**EXERCISE BRIEF**
The answer should be each line of the records that contains the word "dart"; please copy them all.

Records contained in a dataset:

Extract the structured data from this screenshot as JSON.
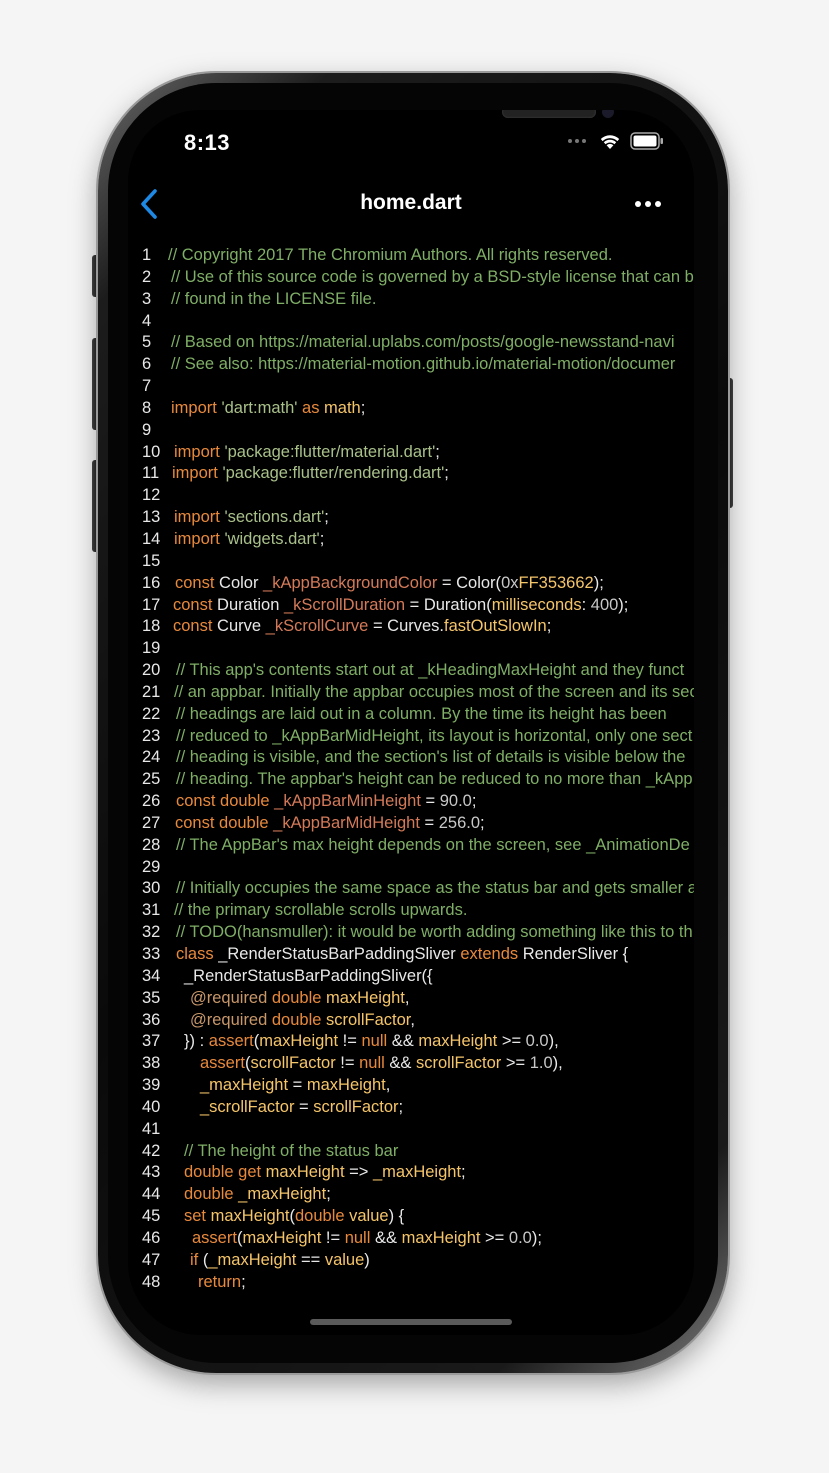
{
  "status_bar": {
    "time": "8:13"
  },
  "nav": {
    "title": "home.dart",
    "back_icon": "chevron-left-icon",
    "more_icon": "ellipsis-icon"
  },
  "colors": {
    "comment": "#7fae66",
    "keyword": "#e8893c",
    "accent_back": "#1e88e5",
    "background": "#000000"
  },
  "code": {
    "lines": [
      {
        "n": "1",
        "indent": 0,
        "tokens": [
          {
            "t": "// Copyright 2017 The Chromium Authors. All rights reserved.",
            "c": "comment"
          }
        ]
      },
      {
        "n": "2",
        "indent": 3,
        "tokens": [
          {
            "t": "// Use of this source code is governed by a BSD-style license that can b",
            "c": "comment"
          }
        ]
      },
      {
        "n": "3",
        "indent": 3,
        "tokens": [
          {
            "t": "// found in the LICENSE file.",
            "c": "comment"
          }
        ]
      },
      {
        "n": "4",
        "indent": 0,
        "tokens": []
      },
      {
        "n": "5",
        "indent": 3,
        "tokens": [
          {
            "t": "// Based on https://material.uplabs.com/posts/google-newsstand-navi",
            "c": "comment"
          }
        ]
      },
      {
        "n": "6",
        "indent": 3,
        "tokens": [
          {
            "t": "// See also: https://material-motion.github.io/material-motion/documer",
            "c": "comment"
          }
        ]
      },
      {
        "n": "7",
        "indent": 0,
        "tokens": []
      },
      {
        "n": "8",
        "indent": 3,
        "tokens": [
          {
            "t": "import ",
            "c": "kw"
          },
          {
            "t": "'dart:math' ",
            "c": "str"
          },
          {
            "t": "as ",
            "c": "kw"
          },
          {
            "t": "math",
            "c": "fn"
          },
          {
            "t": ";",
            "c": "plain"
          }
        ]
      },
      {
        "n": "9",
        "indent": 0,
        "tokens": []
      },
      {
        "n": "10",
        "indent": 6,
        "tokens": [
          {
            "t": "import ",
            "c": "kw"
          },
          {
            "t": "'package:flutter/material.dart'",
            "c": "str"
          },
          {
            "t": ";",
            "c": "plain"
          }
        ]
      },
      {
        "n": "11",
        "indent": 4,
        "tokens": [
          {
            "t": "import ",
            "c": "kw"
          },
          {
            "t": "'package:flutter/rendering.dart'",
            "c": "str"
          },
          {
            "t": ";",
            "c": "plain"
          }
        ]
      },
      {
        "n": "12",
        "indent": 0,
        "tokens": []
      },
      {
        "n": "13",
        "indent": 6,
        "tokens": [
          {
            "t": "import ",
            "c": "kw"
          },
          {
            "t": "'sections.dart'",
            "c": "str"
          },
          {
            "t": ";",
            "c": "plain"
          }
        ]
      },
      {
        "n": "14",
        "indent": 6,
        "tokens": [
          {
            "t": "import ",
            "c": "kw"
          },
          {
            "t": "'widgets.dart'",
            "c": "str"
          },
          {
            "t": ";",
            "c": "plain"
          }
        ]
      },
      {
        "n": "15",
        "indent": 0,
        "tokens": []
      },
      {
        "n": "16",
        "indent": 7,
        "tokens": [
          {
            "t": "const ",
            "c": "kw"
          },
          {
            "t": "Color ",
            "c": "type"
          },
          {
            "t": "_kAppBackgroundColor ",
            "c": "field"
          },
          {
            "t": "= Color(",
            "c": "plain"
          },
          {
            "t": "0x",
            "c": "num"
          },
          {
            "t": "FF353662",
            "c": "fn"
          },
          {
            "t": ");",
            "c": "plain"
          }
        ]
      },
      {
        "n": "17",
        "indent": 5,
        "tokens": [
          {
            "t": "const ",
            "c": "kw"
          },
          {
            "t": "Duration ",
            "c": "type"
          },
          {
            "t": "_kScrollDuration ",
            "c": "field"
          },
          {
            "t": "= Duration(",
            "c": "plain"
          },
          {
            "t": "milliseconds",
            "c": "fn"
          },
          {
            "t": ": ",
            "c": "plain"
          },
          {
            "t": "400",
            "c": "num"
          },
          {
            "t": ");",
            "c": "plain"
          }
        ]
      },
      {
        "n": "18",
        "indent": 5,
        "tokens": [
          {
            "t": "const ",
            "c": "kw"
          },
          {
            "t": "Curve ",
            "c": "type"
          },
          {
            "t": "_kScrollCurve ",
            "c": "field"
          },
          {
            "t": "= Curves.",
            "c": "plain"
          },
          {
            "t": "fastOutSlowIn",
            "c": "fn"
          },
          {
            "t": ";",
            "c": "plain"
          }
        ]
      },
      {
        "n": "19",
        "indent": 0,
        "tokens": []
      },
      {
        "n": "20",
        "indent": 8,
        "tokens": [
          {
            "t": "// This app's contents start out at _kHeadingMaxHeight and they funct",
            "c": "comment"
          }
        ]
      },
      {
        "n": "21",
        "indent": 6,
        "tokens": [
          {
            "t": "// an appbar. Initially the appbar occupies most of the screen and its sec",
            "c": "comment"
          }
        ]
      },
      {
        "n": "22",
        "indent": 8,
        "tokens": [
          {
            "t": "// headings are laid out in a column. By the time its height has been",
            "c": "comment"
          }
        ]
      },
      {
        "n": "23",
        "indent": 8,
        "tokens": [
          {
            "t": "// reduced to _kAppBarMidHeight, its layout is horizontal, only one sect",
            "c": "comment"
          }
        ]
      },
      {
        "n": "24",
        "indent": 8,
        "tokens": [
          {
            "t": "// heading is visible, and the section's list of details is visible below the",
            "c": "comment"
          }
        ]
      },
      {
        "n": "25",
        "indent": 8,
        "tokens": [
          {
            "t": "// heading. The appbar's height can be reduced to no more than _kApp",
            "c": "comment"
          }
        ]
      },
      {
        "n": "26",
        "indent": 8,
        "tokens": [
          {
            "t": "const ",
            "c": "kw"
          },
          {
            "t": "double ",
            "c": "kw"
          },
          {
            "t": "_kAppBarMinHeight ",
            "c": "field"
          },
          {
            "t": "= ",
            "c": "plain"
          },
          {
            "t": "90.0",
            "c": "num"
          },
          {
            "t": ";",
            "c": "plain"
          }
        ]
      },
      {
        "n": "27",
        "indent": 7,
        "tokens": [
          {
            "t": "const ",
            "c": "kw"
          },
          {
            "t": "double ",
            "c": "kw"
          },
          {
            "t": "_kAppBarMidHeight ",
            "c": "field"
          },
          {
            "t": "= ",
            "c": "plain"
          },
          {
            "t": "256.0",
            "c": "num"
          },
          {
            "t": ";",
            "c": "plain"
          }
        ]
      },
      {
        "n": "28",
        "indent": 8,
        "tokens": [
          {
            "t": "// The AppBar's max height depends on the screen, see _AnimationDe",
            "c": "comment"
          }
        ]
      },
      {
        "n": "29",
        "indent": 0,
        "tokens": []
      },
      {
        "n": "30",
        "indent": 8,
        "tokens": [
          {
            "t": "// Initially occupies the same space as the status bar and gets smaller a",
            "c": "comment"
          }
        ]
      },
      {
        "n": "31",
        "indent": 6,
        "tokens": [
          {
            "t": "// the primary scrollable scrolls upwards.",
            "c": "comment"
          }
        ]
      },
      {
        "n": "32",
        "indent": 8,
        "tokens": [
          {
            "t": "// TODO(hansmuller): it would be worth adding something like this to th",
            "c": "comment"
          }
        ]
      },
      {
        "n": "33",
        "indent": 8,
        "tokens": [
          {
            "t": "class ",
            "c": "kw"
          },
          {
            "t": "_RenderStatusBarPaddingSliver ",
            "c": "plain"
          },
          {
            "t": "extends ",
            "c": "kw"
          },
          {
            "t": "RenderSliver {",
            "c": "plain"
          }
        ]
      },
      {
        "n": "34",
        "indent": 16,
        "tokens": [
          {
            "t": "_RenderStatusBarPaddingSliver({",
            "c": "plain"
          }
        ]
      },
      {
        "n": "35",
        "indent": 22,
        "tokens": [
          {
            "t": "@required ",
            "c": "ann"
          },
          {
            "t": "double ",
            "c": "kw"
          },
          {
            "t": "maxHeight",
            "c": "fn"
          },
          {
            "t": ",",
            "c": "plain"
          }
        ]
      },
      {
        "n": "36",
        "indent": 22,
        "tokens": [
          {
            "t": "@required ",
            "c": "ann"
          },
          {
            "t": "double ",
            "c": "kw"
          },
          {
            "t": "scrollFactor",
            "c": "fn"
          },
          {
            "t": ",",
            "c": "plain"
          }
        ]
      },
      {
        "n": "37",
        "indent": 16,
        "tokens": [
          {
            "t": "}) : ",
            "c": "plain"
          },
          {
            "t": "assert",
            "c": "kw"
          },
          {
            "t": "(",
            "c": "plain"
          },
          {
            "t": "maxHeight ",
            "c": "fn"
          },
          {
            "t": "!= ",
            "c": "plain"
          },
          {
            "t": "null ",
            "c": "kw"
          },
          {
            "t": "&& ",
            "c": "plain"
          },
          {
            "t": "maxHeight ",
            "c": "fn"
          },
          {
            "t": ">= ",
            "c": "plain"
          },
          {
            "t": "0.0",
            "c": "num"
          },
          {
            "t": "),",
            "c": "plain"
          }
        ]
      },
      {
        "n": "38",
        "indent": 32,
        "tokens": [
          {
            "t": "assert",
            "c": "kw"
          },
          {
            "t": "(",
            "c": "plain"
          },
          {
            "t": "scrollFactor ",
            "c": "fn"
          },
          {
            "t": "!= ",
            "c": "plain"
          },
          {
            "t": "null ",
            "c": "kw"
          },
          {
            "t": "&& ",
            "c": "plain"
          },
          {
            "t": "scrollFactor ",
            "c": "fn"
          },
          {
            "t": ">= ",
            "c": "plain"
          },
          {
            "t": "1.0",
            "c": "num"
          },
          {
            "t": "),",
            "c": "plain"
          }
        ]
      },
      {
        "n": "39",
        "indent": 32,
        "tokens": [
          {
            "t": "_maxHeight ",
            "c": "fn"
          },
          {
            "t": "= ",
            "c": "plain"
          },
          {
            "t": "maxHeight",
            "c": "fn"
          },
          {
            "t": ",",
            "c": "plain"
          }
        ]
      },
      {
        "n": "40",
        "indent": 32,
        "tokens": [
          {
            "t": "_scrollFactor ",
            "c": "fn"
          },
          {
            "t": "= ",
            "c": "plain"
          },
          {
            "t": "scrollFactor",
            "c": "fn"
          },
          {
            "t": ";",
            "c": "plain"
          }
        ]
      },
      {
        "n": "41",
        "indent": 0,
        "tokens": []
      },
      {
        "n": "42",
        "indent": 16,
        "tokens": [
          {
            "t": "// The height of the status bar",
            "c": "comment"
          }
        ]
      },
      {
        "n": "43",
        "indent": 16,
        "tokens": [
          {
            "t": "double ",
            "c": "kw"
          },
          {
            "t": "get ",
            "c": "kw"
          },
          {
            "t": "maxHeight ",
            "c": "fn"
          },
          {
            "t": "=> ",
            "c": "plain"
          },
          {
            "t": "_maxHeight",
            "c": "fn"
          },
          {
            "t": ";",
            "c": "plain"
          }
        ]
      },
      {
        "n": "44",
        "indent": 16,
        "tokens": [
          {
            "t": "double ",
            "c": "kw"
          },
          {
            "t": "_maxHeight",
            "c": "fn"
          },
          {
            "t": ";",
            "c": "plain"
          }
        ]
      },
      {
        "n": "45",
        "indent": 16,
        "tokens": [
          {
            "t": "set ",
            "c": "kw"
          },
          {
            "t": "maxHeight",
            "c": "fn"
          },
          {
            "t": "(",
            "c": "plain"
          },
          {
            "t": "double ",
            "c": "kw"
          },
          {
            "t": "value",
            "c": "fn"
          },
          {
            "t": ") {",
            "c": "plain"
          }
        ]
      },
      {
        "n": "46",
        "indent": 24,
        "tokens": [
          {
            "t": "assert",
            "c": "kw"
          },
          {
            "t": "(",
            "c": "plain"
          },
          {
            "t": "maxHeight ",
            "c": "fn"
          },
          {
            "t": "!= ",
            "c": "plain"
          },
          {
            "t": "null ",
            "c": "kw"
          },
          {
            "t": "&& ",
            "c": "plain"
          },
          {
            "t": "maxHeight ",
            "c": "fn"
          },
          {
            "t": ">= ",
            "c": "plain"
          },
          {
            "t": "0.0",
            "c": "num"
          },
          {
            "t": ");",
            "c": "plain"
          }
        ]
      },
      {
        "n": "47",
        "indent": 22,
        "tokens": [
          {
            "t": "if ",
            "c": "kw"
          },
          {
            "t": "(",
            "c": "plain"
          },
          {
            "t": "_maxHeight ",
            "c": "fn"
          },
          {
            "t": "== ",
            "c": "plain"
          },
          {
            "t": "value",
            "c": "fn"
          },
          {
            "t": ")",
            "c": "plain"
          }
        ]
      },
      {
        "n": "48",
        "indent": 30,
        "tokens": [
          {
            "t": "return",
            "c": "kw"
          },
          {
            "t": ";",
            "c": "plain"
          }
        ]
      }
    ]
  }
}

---

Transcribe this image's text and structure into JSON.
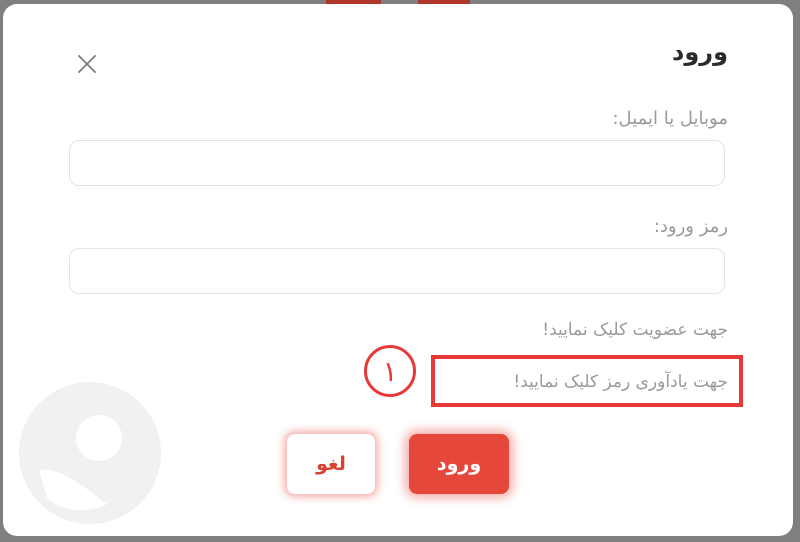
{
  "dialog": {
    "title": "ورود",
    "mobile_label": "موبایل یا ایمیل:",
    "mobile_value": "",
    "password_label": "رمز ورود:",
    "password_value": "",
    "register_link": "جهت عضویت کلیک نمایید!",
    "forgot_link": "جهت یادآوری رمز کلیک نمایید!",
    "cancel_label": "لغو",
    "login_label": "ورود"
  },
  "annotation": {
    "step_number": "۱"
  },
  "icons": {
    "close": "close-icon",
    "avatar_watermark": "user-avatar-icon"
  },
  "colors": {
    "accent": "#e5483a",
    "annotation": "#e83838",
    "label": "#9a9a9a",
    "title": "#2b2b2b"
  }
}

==

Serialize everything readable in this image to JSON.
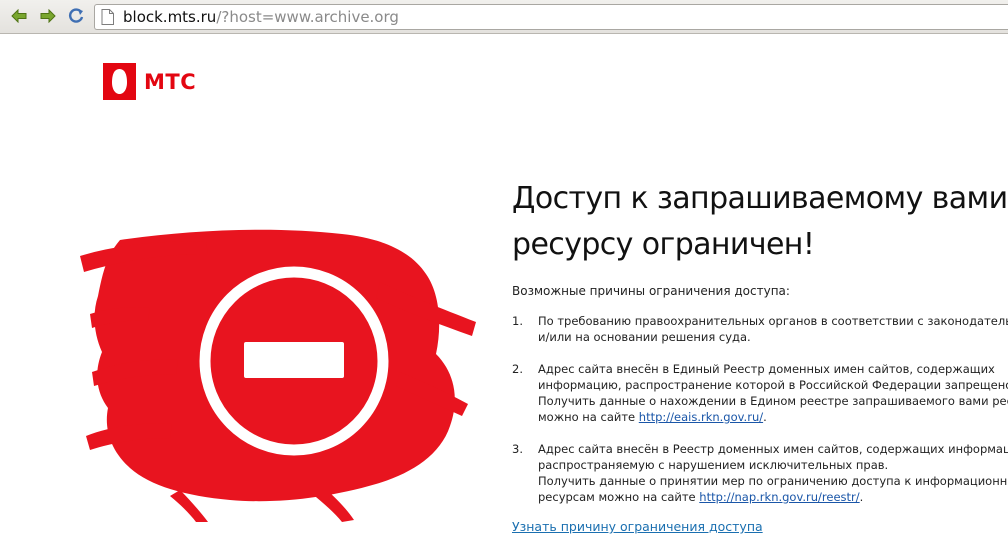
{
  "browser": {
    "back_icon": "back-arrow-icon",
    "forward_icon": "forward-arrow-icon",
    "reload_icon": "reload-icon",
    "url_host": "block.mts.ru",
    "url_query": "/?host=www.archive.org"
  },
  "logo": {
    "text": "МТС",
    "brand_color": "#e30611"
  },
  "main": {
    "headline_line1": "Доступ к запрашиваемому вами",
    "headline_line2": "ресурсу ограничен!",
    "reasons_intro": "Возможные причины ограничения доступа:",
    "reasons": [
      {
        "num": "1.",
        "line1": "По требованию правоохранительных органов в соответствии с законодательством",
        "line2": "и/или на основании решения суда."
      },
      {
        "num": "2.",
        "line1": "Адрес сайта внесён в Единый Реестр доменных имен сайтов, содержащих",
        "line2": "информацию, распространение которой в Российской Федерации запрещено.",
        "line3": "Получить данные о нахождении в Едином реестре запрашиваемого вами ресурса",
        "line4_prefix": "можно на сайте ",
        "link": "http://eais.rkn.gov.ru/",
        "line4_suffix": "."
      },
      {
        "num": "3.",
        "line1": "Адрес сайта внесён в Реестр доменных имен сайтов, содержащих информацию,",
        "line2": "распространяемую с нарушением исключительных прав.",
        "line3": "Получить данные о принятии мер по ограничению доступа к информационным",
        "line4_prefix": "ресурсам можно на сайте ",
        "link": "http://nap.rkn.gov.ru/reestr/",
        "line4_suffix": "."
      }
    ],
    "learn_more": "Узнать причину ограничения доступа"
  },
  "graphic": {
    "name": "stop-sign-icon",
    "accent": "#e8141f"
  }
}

**SOLUTION TO THIS TASK**
    "title": "home.dart",
            "t": "'dart:math' ",
            "t": "'package:flutter/material.dart'",
            "t": "'package:flutter/rendering.dart'",
            "t": "'sections.dart'",
            "t": "'widgets.dart'",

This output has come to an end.